Collection entries:
────────────────
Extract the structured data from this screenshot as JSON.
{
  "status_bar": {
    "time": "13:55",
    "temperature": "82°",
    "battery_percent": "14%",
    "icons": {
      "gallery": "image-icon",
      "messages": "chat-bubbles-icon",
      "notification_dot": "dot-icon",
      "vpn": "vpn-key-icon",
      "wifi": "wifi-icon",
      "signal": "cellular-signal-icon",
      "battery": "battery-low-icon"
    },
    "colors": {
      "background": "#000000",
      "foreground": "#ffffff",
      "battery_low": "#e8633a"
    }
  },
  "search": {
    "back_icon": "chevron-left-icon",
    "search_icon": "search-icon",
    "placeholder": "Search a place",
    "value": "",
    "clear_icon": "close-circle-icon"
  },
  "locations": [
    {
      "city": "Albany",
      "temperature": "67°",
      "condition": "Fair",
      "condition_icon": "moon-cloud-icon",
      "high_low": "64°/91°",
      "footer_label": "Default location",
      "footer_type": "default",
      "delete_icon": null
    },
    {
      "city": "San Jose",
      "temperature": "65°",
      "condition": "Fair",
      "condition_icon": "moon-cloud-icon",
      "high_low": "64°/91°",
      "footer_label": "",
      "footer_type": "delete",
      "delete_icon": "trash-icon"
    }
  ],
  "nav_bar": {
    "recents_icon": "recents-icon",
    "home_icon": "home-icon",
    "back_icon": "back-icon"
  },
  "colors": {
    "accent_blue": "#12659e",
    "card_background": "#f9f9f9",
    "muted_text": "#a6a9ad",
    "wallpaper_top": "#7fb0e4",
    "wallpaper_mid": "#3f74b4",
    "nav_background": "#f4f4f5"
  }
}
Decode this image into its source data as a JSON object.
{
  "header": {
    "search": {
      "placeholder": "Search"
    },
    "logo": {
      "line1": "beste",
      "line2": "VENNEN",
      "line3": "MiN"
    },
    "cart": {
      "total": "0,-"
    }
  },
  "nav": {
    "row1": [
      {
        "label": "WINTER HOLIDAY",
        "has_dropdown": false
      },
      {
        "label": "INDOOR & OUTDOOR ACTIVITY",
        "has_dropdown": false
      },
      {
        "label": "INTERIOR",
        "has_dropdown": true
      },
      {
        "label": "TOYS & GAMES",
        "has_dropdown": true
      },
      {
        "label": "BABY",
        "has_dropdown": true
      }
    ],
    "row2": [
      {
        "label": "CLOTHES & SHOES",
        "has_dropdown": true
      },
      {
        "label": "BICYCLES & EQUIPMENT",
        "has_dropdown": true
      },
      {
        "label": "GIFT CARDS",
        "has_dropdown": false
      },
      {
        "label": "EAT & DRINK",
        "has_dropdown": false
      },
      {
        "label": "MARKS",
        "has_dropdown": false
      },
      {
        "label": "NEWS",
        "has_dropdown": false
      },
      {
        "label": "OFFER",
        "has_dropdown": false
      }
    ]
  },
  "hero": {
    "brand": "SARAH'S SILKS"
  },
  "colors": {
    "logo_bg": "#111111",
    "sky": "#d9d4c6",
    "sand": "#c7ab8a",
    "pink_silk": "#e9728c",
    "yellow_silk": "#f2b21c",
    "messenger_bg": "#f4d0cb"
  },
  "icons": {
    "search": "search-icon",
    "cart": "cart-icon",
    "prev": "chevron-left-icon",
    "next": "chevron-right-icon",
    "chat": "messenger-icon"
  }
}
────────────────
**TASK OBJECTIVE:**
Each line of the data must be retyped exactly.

**RESPONSE TO THIS TASK:**
Extract the structured data from this screenshot as JSON.
{
  "status_bar": {
    "time": "13:55",
    "temperature": "82°",
    "battery_percent": "14%",
    "icons": {
      "gallery": "image-icon",
      "messages": "chat-bubbles-icon",
      "notification_dot": "dot-icon",
      "vpn": "vpn-key-icon",
      "wifi": "wifi-icon",
      "signal": "cellular-signal-icon",
      "battery": "battery-low-icon"
    },
    "colors": {
      "background": "#000000",
      "foreground": "#ffffff",
      "battery_low": "#e8633a"
    }
  },
  "search": {
    "back_icon": "chevron-left-icon",
    "search_icon": "search-icon",
    "placeholder": "Search a place",
    "value": "",
    "clear_icon": "close-circle-icon"
  },
  "locations": [
    {
      "city": "Albany",
      "temperature": "67°",
      "condition": "Fair",
      "condition_icon": "moon-cloud-icon",
      "high_low": "64°/91°",
      "footer_label": "Default location",
      "footer_type": "default",
      "delete_icon": null
    },
    {
      "city": "San Jose",
      "temperature": "65°",
      "condition": "Fair",
      "condition_icon": "moon-cloud-icon",
      "high_low": "64°/91°",
      "footer_label": "",
      "footer_type": "delete",
      "delete_icon": "trash-icon"
    }
  ],
  "nav_bar": {
    "recents_icon": "recents-icon",
    "home_icon": "home-icon",
    "back_icon": "back-icon"
  },
  "colors": {
    "accent_blue": "#12659e",
    "card_background": "#f9f9f9",
    "muted_text": "#a6a9ad",
    "wallpaper_top": "#7fb0e4",
    "wallpaper_mid": "#3f74b4",
    "nav_background": "#f4f4f5"
  }
}
Decode this image into its source data as a JSON object.
{
  "header": {
    "search": {
      "placeholder": "Search"
    },
    "logo": {
      "line1": "beste",
      "line2": "VENNEN",
      "line3": "MiN"
    },
    "cart": {
      "total": "0,-"
    }
  },
  "nav": {
    "row1": [
      {
        "label": "WINTER HOLIDAY",
        "has_dropdown": false
      },
      {
        "label": "INDOOR & OUTDOOR ACTIVITY",
        "has_dropdown": false
      },
      {
        "label": "INTERIOR",
        "has_dropdown": true
      },
      {
        "label": "TOYS & GAMES",
        "has_dropdown": true
      },
      {
        "label": "BABY",
        "has_dropdown": true
      }
    ],
    "row2": [
      {
        "label": "CLOTHES & SHOES",
        "has_dropdown": true
      },
      {
        "label": "BICYCLES & EQUIPMENT",
        "has_dropdown": true
      },
      {
        "label": "GIFT CARDS",
        "has_dropdown": false
      },
      {
        "label": "EAT & DRINK",
        "has_dropdown": false
      },
      {
        "label": "MARKS",
        "has_dropdown": false
      },
      {
        "label": "NEWS",
        "has_dropdown": false
      },
      {
        "label": "OFFER",
        "has_dropdown": false
      }
    ]
  },
  "hero": {
    "brand": "SARAH'S SILKS"
  },
  "colors": {
    "logo_bg": "#111111",
    "sky": "#d9d4c6",
    "sand": "#c7ab8a",
    "pink_silk": "#e9728c",
    "yellow_silk": "#f2b21c",
    "messenger_bg": "#f4d0cb"
  },
  "icons": {
    "search": "search-icon",
    "cart": "cart-icon",
    "prev": "chevron-left-icon",
    "next": "chevron-right-icon",
    "chat": "messenger-icon"
  }
}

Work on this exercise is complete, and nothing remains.